The coccyx has very little movement, excessive movement of the coccyx is abnormal. When sitting, the coccyx shifts forward and acts as a shock absorber (Figure 3). The coccyx bears more weight when the person is sitting and leaning backwards compared to when leaning forward.
Routine lumbosacral spine x-rays and MRI will not show the coccyx. If you want to view the coccyx, order coccyx views or MRI (Figure 4). Dynamic views of the coccyx, while the patient is sitting and leaning backwards is needed for imaging the coccyx. These x-rays should then be compared to films with patient standing or lying on their side. Imaging of the coccyx is always difficult and the x-rays, that are obtained, will be unclear. Some of the obstructing factors are bowels, obesity, and clothing artifacts.
Coccydynia Pain Symptoms:
Dull aching pain symptoms are associated with coccydynia. The pain becomes sharp during siting or when getting up from sitting, pain originating in the middle just above the anus, pain improves while leaning forward or to the side, and local tenderness over the area. Pain will increased during sex, defecation and menstruating.

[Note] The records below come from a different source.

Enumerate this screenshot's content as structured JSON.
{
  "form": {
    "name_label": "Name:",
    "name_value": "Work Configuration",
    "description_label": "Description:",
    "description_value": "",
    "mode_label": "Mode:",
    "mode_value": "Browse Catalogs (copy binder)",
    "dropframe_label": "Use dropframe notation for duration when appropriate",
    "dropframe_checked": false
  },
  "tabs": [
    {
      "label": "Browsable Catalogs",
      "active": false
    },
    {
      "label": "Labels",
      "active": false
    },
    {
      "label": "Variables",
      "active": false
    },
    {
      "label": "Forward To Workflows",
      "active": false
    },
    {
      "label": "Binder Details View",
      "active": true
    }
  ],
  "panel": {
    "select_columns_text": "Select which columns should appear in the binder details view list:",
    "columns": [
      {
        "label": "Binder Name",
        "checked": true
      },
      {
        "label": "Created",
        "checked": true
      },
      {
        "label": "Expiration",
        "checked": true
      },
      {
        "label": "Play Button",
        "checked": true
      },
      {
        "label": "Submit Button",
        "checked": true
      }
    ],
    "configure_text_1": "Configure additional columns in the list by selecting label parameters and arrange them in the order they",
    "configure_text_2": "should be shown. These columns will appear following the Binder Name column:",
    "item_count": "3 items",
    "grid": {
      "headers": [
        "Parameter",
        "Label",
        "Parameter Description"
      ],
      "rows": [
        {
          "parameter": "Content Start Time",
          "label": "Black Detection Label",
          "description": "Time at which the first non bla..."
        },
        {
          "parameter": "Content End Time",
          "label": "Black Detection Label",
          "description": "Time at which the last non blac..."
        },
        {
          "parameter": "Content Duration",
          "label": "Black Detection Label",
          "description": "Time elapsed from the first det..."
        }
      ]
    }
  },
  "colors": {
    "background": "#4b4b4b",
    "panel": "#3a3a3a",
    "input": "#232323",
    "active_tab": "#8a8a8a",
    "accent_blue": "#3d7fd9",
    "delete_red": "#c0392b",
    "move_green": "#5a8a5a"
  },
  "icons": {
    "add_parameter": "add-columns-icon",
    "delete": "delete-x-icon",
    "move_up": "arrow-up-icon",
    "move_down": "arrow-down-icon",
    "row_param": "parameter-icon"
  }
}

The most frequent causes of coccyx pain are falling on the buttocks or backwards (Figure 5), fracture or dislocation due to trauma or injury, malignancy, infection, pregnancy or labor and idiopathic. Falling on the tailbone can lead to coccygeal pain, known as coccydynia, resulting in chronic inflammation of the sacrococcygeal joint. Dislocation of the coccyx occurs when there is a separation of the coccyx from the sacrum. Coccyx pain can also result from a tumor (chordoma), this needs to be ruled out.
To diagnose coccydynia, doctors will perform a thorough history and physical examination. During the examination, the doctor will inspect and palpate the area to identify pain/tenderness and any abnormal masses or abscesses. In addition, x-rays, CT scans or MRI's may be taken to confirm the diagnosis and to rule out other possible pathology.
Published types of coccyx injuries:
Types of coccyx injuries include anterior dislocation, posterior dislocation, anterior angulation, hooked coccyx (Figure 6). In addition to hooking and dislocation causing pain, there may be a side bend deformity causing the coccyx to be angled sharply. This side bend deformity is usually to the left (Figure 7).
Dural tension causing sacrococcygeal syndrome, low back pain and other symptoms is a non-proven theory. Curving of the coccyx causes an increase in dural tension. Coccygeal extension relieves tension and back pain.
Coccydynia can usually be treated conservatively. This treatment may include manipulation, therapy, cushion for sitting (doughnut, balloon, etc.) (Figure 8), injections, ultrasound, anti-inflammatory medications and surgery (as a last resort).
Surgical Treatment of Coccyx Injury:
A surgeon will begin by making an incision to expose the coccyx. Next, the muscles inserted into the coccyx have to be detached. The unstable part of the coccyx is then removed. The wound will then be irrigated and closed (Figure 9).